Fears of rising interest rates have long troubled bank stocks, bringing many down to 52-week lows in spite of the banks' generally strong business operations. Recent signs that first-quarter earnings could be strong, coupled with cheap valuations, are likely to keep the "hot money flowing into the sector," traders said.
Several banks announced good news last week, said Nancy Bush, an analyst at Prudential Securities. J.P. Morgan & Co., FleetBoston Financial Corp., and others said they expected strong first-quarter earnings driven by capital markets revenues.
Positive news about bank earnings last week combined with "very low stocks prices is like adding a match to gasoline," Ms. Bush said.
Joan Goodman, an analyst at the Pershing division of Donaldson, Lufkin & Jenrette, said interest rate jitters have been factored into the bank stocks.
It is not likely that the rally in bank stocks will be derailed, Ms. Goodman said. "We do not have any ominous crises on the horizon like troubles in Asia or Y2K, and we are close to reporting first-quarter earnings, which are expected to be strong."
Last week's rally petered out Friday, as investors took profits, and triple witching - when index options and futures expire - and a re-weighting of the Standard & Poor's index made the market more volatile than usual.
Still, some investors continued to buy. Shares of Boston-based State Street Corp. rose 56.25 cents, or 0.66%, to $86.375. Earlier last week, State Street said it expected to beat analysts' first-quarter earnings estimates because of new computer conversions and increased revenues from foreign exchange.
Other high-fliers of the day included Chase Manhattan Corp, which also said that it would have a strong first quarter. Shares of Chase rose 87.5 cents, or 0.97% to $91, hitting yet another 52-week high.

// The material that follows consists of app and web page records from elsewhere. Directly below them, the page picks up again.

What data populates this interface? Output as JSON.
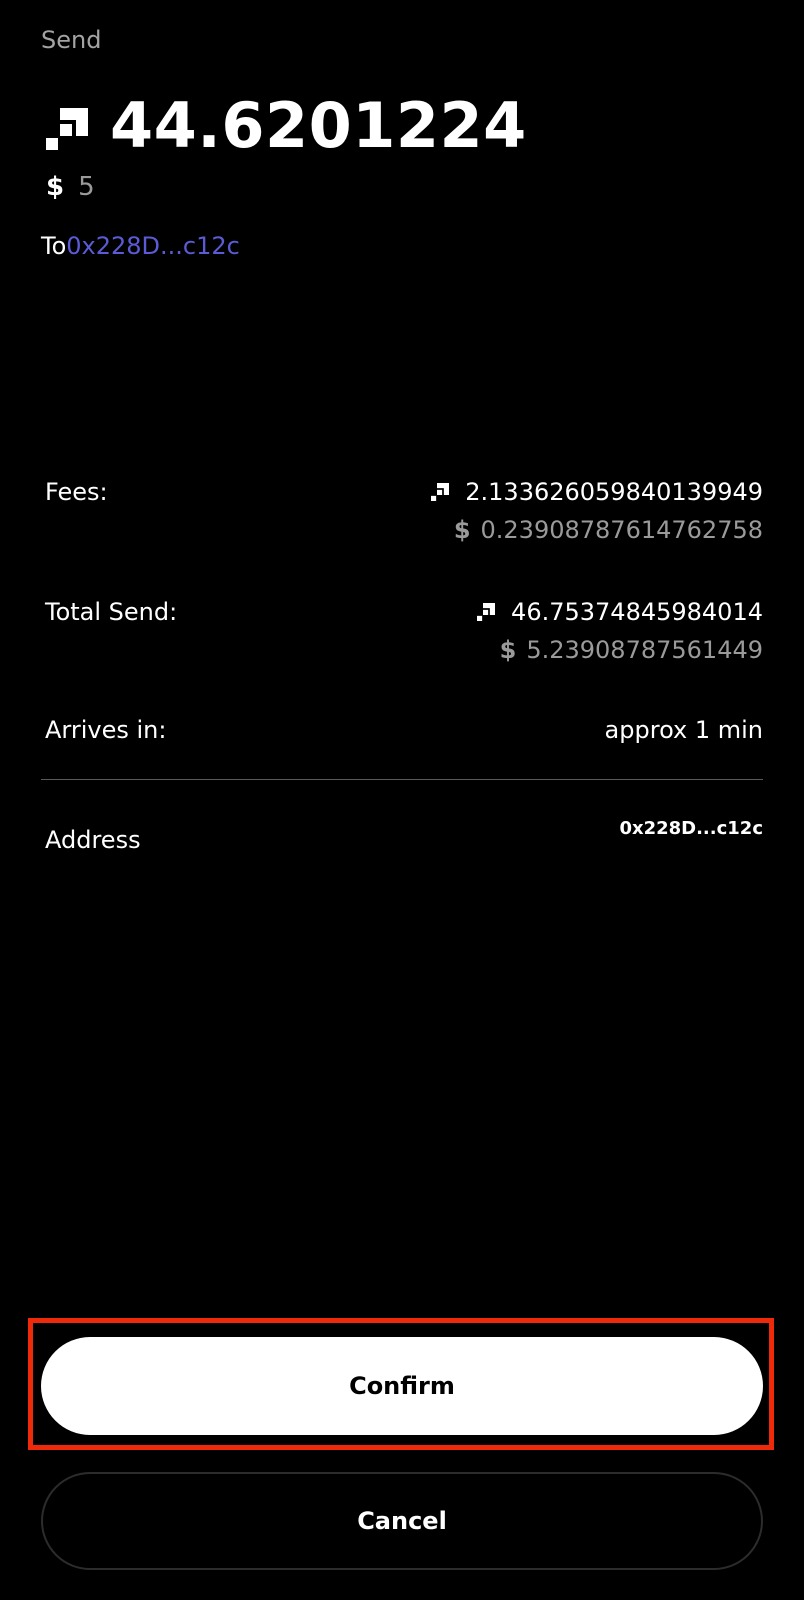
{
  "header": {
    "title": "Send"
  },
  "amount": {
    "token_icon": "token-arrow-icon",
    "value": "44.6201224",
    "fiat_symbol": "$",
    "fiat_value": "5"
  },
  "recipient": {
    "label": "To",
    "address": "0x228D...c12c"
  },
  "details": {
    "fees": {
      "label": "Fees:",
      "token_value": "2.133626059840139949",
      "fiat_symbol": "$",
      "fiat_value": "0.23908787614762758"
    },
    "total_send": {
      "label": "Total Send:",
      "token_value": "46.75374845984014",
      "fiat_symbol": "$",
      "fiat_value": "5.23908787561449"
    },
    "arrives_in": {
      "label": "Arrives in:",
      "value": "approx 1 min"
    },
    "address": {
      "label": "Address",
      "value": "0x228D...c12c"
    }
  },
  "actions": {
    "confirm_label": "Confirm",
    "cancel_label": "Cancel"
  },
  "colors": {
    "background": "#000000",
    "link": "#5b5bd6",
    "muted": "#9a9a9a",
    "highlight": "#ee2a0b"
  }
}
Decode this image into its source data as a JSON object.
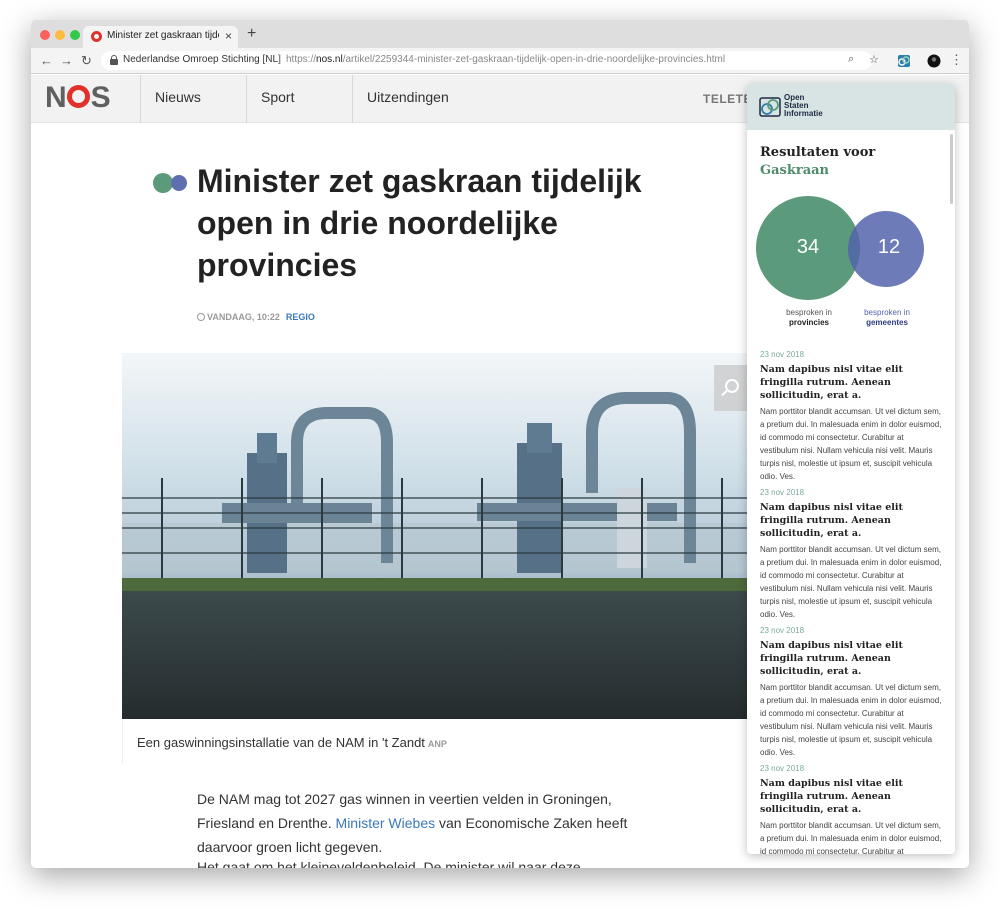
{
  "browser": {
    "tab_title": "Minister zet gaskraan tijdelijk o",
    "tab_close": "×",
    "new_tab": "+",
    "back": "←",
    "forward": "→",
    "reload": "↻",
    "site_identity": "Nederlandse Omroep Stichting [NL]",
    "separator": "|",
    "url_prefix": "https://",
    "url_domain": "nos.nl",
    "url_path": "/artikel/2259344-minister-zet-gaskraan-tijdelijk-open-in-drie-noordelijke-provincies.html",
    "zoom_icon": "⌕",
    "star_icon": "☆",
    "menu_icon": "⋮"
  },
  "nos": {
    "logo_n": "N",
    "logo_s": "S",
    "nav": [
      "Nieuws",
      "Sport",
      "Uitzendingen"
    ],
    "teletekst": "TELETEK"
  },
  "article": {
    "headline": "Minister zet gaskraan tijdelijk open in drie noordelijke provincies",
    "timestamp": "VANDAAG, 10:22",
    "region": "REGIO",
    "caption": "Een gaswinningsinstallatie van de NAM in 't Zandt",
    "credit": "ANP",
    "para1_a": "De NAM mag tot 2027 gas winnen in veertien velden in Groningen, Friesland en Drenthe.",
    "para1_link": "Minister Wiebes",
    "para1_b": "van Economische Zaken heeft daarvoor groen licht gegeven.",
    "para2": "Het gaat om het kleineveldenbeleid. De minister wil naar deze"
  },
  "panel": {
    "brand_line1": "Open",
    "brand_line2": "Staten",
    "brand_line3": "Informatie",
    "results_for": "Resultaten voor",
    "query": "Gaskraan",
    "count_provinces": "34",
    "count_municipalities": "12",
    "label_prov_top": "besproken in",
    "label_prov_bottom": "provincies",
    "label_gem_top": "besproken in",
    "label_gem_bottom": "gemeentes",
    "colors": {
      "provinces": "#5b9b7c",
      "municipalities": "#5464ac",
      "header": "#d8e3e3"
    },
    "results": [
      {
        "date": "23 nov 2018",
        "title": "Nam dapibus nisl vitae elit fringilla rutrum. Aenean sollicitudin, erat a.",
        "text": "Nam porttitor blandit accumsan. Ut vel dictum sem, a pretium dui. In malesuada enim in dolor euismod, id commodo mi consectetur. Curabitur at vestibulum nisi. Nullam vehicula nisi velit. Mauris turpis nisl, molestie ut ipsum et, suscipit vehicula odio. Ves."
      },
      {
        "date": "23 nov 2018",
        "title": "Nam dapibus nisl vitae elit fringilla rutrum. Aenean sollicitudin, erat a.",
        "text": "Nam porttitor blandit accumsan. Ut vel dictum sem, a pretium dui. In malesuada enim in dolor euismod, id commodo mi consectetur. Curabitur at vestibulum nisi. Nullam vehicula nisi velit. Mauris turpis nisl, molestie ut ipsum et, suscipit vehicula odio. Ves."
      },
      {
        "date": "23 nov 2018",
        "title": "Nam dapibus nisl vitae elit fringilla rutrum. Aenean sollicitudin, erat a.",
        "text": "Nam porttitor blandit accumsan. Ut vel dictum sem, a pretium dui. In malesuada enim in dolor euismod, id commodo mi consectetur. Curabitur at vestibulum nisi. Nullam vehicula nisi velit. Mauris turpis nisl, molestie ut ipsum et, suscipit vehicula odio. Ves."
      },
      {
        "date": "23 nov 2018",
        "title": "Nam dapibus nisl vitae elit fringilla rutrum. Aenean sollicitudin, erat a.",
        "text": "Nam porttitor blandit accumsan. Ut vel dictum sem, a pretium dui. In malesuada enim in dolor euismod, id commodo mi consectetur. Curabitur at vestibulum nisi. Nullam vehicula nisi velit."
      }
    ]
  }
}
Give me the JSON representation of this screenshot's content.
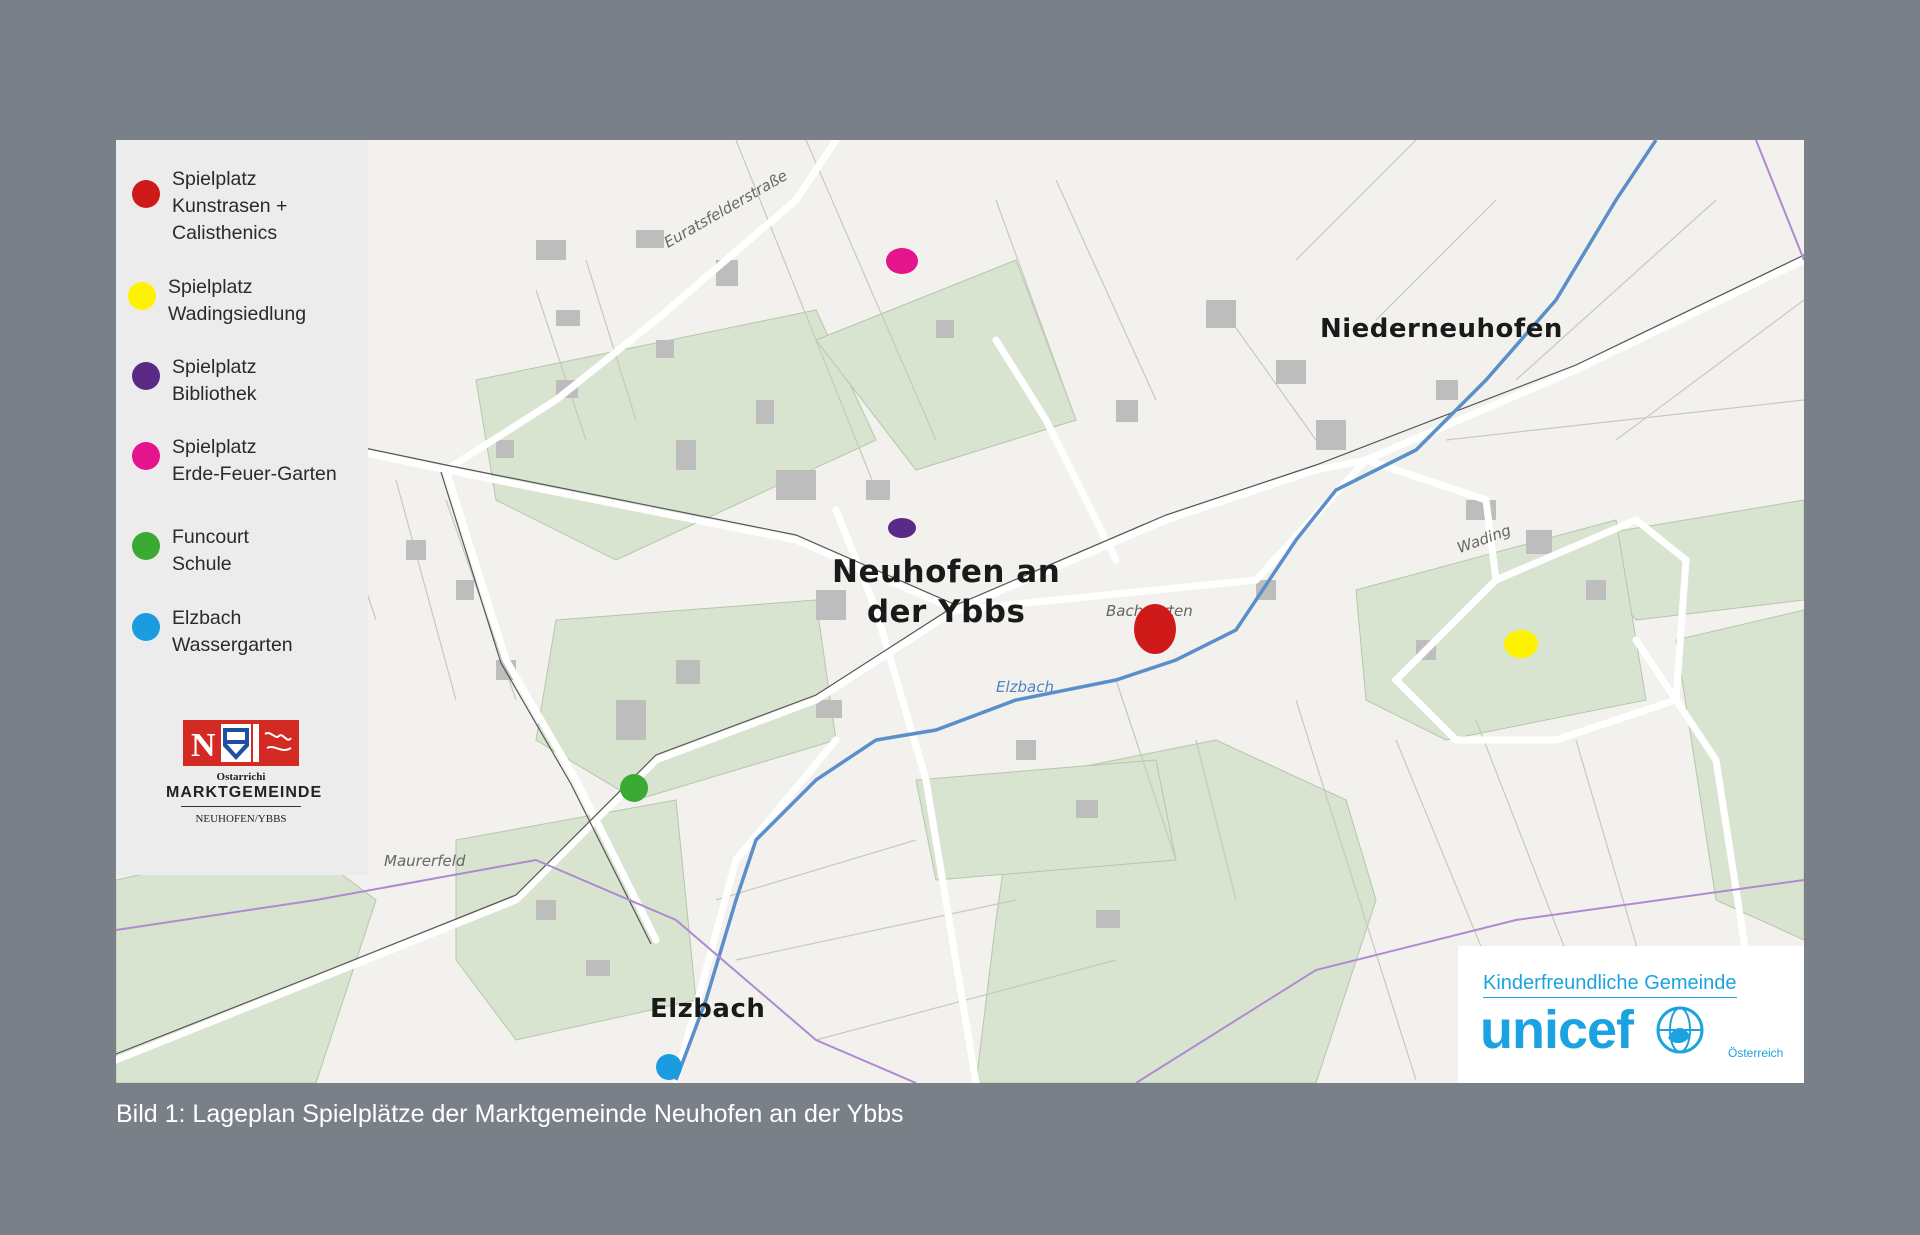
{
  "legend": {
    "items": [
      {
        "label": "Spielplatz\nKunstrasen +\nCalisthenics",
        "color": "#d01a1a"
      },
      {
        "label": "Spielplatz\nWadingsiedlung",
        "color": "#fff200"
      },
      {
        "label": "Spielplatz\nBibliothek",
        "color": "#5b2a86"
      },
      {
        "label": "Spielplatz\nErde-Feuer-Garten",
        "color": "#e5148c"
      },
      {
        "label": "Funcourt\nSchule",
        "color": "#3aaa35"
      },
      {
        "label": "Elzbach\nWassergarten",
        "color": "#1a9de0"
      }
    ],
    "coat_of_arms": {
      "line1": "Ostarrichi",
      "line2": "MARKTGEMEINDE",
      "line3": "NEUHOFEN/YBBS"
    }
  },
  "map": {
    "places": {
      "main_town": "Neuhofen an\nder Ybbs",
      "niederneuhofen": "Niederneuhofen",
      "elzbach": "Elzbach"
    },
    "streets": {
      "euratsfelder": "Euratsfelderstraße",
      "maurerfeld": "Maurerfeld",
      "elzbach_river": "Elzbach",
      "bachgarten": "Bachgarten",
      "wading": "Wading"
    }
  },
  "unicef": {
    "heading": "Kinderfreundliche Gemeinde",
    "wordmark": "unicef",
    "country": "Österreich",
    "color": "#1ba3e1"
  },
  "caption": "Bild 1: Lageplan Spielplätze der Marktgemeinde Neuhofen an der Ybbs"
}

However, some said interest rate jitters would resume their pressure on bank stocks' valuations.
The Federal Reserve is scheduled to meet Tuesday, and many on Wall Street expect another increase in short-term interest rates.
"Each time the Fed raises interest rates, the banks have proceeded to sell off, and investors recognize that the Fed is not finished," said Andrew Collins, an analyst at ING Barings. "So I expect to see a little bit of repositioning in the portfolios in light of the pell-mell in bank stocks that we saw last week."
Michael Mayo, an analyst at Credit Suisse First Boston, was even more skeptical of the sustained buoyancy of bank stocks.
The rally last week was cause primarily by "stocks that were oversold, rotation out of technology stock, and a rally in the bond market, which are factors that are somewhat unrelated to bank fundamentals," Mr. Mayo said. "Our view is unchanged. If you strip the capital markets revenues out of bank earnings, those earnings are under strain."